- **Problem statement**: Exactly as they appear, output all of the entries.

- **Recorded data**:
◆ ◆ ◆ ◆ ◆
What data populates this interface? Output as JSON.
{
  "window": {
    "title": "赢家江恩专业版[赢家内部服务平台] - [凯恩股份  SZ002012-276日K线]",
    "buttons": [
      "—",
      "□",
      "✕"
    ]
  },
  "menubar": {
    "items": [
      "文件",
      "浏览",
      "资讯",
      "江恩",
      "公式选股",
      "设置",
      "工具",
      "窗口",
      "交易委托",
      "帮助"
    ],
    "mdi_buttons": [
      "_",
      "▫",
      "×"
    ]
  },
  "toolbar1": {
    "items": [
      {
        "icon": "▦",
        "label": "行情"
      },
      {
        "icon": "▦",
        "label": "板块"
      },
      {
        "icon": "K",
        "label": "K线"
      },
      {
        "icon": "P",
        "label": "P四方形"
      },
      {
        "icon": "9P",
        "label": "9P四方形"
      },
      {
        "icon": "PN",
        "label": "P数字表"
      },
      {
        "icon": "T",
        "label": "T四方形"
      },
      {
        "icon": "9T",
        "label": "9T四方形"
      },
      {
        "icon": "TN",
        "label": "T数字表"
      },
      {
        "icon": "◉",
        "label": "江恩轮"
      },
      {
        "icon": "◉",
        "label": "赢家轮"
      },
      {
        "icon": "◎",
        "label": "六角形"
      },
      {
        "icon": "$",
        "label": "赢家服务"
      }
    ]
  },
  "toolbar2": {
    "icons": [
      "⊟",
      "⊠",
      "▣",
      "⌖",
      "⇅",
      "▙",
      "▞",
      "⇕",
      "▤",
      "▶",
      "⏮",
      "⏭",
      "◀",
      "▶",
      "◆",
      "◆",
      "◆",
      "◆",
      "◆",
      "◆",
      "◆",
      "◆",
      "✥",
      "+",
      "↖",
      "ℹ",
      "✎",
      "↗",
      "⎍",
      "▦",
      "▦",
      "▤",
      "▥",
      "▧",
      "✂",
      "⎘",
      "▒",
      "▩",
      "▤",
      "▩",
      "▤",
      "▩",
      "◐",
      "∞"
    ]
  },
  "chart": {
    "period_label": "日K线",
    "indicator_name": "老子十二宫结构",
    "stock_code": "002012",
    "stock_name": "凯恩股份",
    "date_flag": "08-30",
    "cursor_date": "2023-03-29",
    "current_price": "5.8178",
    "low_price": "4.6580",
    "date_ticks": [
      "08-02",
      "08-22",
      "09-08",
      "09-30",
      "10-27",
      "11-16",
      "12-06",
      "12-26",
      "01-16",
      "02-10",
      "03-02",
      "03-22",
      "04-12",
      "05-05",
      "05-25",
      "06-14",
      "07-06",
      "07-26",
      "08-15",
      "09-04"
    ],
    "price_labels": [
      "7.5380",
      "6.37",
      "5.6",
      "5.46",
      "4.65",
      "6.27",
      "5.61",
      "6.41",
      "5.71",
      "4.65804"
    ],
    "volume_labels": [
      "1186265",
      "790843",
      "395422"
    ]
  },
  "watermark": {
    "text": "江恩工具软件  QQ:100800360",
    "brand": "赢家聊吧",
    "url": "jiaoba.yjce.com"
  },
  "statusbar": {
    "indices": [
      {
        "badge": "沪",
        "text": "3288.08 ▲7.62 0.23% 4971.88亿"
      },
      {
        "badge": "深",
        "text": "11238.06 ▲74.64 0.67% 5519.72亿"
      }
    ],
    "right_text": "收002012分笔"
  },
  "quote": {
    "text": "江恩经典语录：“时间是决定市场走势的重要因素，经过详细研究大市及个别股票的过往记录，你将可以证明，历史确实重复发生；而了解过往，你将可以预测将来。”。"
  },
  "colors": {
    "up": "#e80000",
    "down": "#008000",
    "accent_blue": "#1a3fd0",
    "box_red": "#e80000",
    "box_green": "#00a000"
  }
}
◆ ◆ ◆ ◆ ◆
- **Solved exercise**:
What data populates this interface? Output as JSON.
{
  "window": {
    "title": "赢家江恩专业版[赢家内部服务平台] - [凯恩股份  SZ002012-276日K线]",
    "buttons": [
      "—",
      "□",
      "✕"
    ]
  },
  "menubar": {
    "items": [
      "文件",
      "浏览",
      "资讯",
      "江恩",
      "公式选股",
      "设置",
      "工具",
      "窗口",
      "交易委托",
      "帮助"
    ],
    "mdi_buttons": [
      "_",
      "▫",
      "×"
    ]
  },
  "toolbar1": {
    "items": [
      {
        "icon": "▦",
        "label": "行情"
      },
      {
        "icon": "▦",
        "label": "板块"
      },
      {
        "icon": "K",
        "label": "K线"
      },
      {
        "icon": "P",
        "label": "P四方形"
      },
      {
        "icon": "9P",
        "label": "9P四方形"
      },
      {
        "icon": "PN",
        "label": "P数字表"
      },
      {
        "icon": "T",
        "label": "T四方形"
      },
      {
        "icon": "9T",
        "label": "9T四方形"
      },
      {
        "icon": "TN",
        "label": "T数字表"
      },
      {
        "icon": "◉",
        "label": "江恩轮"
      },
      {
        "icon": "◉",
        "label": "赢家轮"
      },
      {
        "icon": "◎",
        "label": "六角形"
      },
      {
        "icon": "$",
        "label": "赢家服务"
      }
    ]
  },
  "toolbar2": {
    "icons": [
      "⊟",
      "⊠",
      "▣",
      "⌖",
      "⇅",
      "▙",
      "▞",
      "⇕",
      "▤",
      "▶",
      "⏮",
      "⏭",
      "◀",
      "▶",
      "◆",
      "◆",
      "◆",
      "◆",
      "◆",
      "◆",
      "◆",
      "◆",
      "✥",
      "+",
      "↖",
      "ℹ",
      "✎",
      "↗",
      "⎍",
      "▦",
      "▦",
      "▤",
      "▥",
      "▧",
      "✂",
      "⎘",
      "▒",
      "▩",
      "▤",
      "▩",
      "▤",
      "▩",
      "◐",
      "∞"
    ]
  },
  "chart": {
    "period_label": "日K线",
    "indicator_name": "老子十二宫结构",
    "stock_code": "002012",
    "stock_name": "凯恩股份",
    "date_flag": "08-30",
    "cursor_date": "2023-03-29",
    "current_price": "5.8178",
    "low_price": "4.6580",
    "date_ticks": [
      "08-02",
      "08-22",
      "09-08",
      "09-30",
      "10-27",
      "11-16",
      "12-06",
      "12-26",
      "01-16",
      "02-10",
      "03-02",
      "03-22",
      "04-12",
      "05-05",
      "05-25",
      "06-14",
      "07-06",
      "07-26",
      "08-15",
      "09-04"
    ],
    "price_labels": [
      "7.5380",
      "6.37",
      "5.6",
      "5.46",
      "4.65",
      "6.27",
      "5.61",
      "6.41",
      "5.71",
      "4.65804"
    ],
    "volume_labels": [
      "1186265",
      "790843",
      "395422"
    ]
  },
  "watermark": {
    "text": "江恩工具软件  QQ:100800360",
    "brand": "赢家聊吧",
    "url": "jiaoba.yjce.com"
  },
  "statusbar": {
    "indices": [
      {
        "badge": "沪",
        "text": "3288.08 ▲7.62 0.23% 4971.88亿"
      },
      {
        "badge": "深",
        "text": "11238.06 ▲74.64 0.67% 5519.72亿"
      }
    ],
    "right_text": "收002012分笔"
  },
  "quote": {
    "text": "江恩经典语录：“时间是决定市场走势的重要因素，经过详细研究大市及个别股票的过往记录，你将可以证明，历史确实重复发生；而了解过往，你将可以预测将来。”。"
  },
  "colors": {
    "up": "#e80000",
    "down": "#008000",
    "accent_blue": "#1a3fd0",
    "box_red": "#e80000",
    "box_green": "#00a000"
  }
}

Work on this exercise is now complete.